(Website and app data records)

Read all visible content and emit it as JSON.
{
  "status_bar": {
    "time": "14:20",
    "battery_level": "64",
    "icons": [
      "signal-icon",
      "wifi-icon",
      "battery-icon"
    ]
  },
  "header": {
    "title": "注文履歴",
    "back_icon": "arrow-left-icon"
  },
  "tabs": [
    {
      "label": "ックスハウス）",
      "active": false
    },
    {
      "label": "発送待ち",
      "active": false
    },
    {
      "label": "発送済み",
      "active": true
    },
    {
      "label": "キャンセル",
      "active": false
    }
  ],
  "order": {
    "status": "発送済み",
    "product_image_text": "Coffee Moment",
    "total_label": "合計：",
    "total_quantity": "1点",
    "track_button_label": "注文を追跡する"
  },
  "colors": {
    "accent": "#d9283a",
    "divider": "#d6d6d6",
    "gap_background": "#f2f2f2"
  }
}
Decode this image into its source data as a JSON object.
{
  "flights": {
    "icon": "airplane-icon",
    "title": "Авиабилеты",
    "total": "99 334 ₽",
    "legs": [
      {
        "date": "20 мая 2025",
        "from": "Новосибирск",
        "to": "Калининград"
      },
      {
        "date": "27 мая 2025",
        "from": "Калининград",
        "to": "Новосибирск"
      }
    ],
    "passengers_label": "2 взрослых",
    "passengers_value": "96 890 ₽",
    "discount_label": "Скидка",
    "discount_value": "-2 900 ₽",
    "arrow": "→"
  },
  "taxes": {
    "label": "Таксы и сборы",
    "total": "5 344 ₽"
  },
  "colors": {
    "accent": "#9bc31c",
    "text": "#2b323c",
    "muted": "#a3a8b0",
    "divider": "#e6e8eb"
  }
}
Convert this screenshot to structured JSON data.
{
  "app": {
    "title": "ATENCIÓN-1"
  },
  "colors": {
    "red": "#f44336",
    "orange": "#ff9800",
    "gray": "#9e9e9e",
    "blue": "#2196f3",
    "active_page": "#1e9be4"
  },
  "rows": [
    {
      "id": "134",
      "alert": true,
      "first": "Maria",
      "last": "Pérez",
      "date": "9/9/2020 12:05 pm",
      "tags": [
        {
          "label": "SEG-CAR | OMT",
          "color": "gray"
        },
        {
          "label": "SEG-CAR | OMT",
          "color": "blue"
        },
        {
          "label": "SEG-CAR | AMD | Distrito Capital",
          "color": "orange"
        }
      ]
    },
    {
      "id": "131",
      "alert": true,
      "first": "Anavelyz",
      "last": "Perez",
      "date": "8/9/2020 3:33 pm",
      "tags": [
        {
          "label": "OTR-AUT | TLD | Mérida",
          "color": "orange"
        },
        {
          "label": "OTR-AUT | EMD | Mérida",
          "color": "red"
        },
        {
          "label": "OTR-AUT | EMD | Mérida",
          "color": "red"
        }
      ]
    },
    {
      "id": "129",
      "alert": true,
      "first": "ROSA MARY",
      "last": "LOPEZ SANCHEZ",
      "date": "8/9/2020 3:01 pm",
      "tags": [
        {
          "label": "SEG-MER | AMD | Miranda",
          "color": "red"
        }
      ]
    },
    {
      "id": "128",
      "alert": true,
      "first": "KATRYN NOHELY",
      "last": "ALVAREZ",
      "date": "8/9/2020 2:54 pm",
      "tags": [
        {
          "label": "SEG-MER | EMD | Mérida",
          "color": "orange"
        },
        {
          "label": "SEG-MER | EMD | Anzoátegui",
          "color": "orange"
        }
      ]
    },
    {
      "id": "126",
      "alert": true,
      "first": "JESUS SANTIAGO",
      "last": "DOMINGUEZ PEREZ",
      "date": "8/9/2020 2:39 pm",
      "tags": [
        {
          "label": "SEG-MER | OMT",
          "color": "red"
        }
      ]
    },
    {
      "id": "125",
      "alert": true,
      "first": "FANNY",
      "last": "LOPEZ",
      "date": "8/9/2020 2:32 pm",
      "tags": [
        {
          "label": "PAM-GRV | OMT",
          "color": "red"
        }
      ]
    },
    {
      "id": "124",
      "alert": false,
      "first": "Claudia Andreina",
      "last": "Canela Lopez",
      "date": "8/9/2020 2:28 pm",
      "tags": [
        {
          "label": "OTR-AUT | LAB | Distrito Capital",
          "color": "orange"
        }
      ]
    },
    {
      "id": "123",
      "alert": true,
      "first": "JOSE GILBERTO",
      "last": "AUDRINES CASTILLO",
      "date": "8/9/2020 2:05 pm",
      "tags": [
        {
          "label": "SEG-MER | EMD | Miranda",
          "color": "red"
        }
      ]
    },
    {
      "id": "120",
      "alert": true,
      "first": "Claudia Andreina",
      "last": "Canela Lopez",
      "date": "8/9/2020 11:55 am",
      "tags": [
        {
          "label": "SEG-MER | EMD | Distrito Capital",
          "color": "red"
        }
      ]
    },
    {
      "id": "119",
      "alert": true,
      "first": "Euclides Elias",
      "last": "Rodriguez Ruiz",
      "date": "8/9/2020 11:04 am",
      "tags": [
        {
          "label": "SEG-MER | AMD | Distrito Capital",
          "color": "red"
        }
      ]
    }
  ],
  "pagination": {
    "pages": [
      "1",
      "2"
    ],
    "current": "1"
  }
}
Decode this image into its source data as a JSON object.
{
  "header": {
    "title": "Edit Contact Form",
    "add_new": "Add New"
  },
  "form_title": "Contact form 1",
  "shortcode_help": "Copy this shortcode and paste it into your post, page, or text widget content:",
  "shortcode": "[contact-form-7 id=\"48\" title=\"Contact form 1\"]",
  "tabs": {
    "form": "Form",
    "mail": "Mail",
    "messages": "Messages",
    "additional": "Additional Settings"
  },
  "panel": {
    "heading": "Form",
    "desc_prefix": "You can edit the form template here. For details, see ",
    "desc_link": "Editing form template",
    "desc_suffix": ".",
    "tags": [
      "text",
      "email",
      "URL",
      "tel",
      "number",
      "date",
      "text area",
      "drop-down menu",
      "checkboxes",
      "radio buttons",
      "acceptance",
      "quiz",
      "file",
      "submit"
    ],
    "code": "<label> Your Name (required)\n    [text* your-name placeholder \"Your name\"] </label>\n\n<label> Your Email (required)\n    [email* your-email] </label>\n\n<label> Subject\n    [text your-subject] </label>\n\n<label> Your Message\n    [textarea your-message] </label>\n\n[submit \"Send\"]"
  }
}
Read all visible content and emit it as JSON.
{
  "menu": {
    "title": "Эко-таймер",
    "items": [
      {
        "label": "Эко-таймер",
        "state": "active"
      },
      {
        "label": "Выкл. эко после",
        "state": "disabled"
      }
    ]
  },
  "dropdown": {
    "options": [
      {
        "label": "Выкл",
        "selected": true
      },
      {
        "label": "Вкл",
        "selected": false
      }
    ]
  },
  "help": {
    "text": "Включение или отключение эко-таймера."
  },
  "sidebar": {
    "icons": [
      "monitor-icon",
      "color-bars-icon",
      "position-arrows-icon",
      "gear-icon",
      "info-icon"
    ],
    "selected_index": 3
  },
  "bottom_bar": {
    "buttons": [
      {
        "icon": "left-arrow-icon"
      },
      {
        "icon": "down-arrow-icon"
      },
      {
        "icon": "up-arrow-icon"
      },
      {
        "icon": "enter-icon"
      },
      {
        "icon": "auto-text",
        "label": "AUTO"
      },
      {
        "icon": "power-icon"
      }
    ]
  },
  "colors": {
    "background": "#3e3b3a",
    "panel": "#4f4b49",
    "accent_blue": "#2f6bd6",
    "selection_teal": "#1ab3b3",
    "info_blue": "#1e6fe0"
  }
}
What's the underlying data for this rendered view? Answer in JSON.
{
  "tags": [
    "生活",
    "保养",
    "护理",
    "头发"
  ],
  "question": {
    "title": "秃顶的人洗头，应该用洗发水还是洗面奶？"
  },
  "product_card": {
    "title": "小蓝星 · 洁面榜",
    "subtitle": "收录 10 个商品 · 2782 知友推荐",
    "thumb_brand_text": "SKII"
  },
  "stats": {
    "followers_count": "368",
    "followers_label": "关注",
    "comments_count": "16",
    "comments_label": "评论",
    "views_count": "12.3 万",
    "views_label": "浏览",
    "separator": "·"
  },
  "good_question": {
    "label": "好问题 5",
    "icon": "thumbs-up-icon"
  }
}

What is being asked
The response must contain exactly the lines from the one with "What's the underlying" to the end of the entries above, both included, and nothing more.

Task answer
What's the underlying data for this rendered view? Answer in JSON.
{
  "tags": [
    "生活",
    "保养",
    "护理",
    "头发"
  ],
  "question": {
    "title": "秃顶的人洗头，应该用洗发水还是洗面奶？"
  },
  "product_card": {
    "title": "小蓝星 · 洁面榜",
    "subtitle": "收录 10 个商品 · 2782 知友推荐",
    "thumb_brand_text": "SKII"
  },
  "stats": {
    "followers_count": "368",
    "followers_label": "关注",
    "comments_count": "16",
    "comments_label": "评论",
    "views_count": "12.3 万",
    "views_label": "浏览",
    "separator": "·"
  },
  "good_question": {
    "label": "好问题 5",
    "icon": "thumbs-up-icon"
  }
}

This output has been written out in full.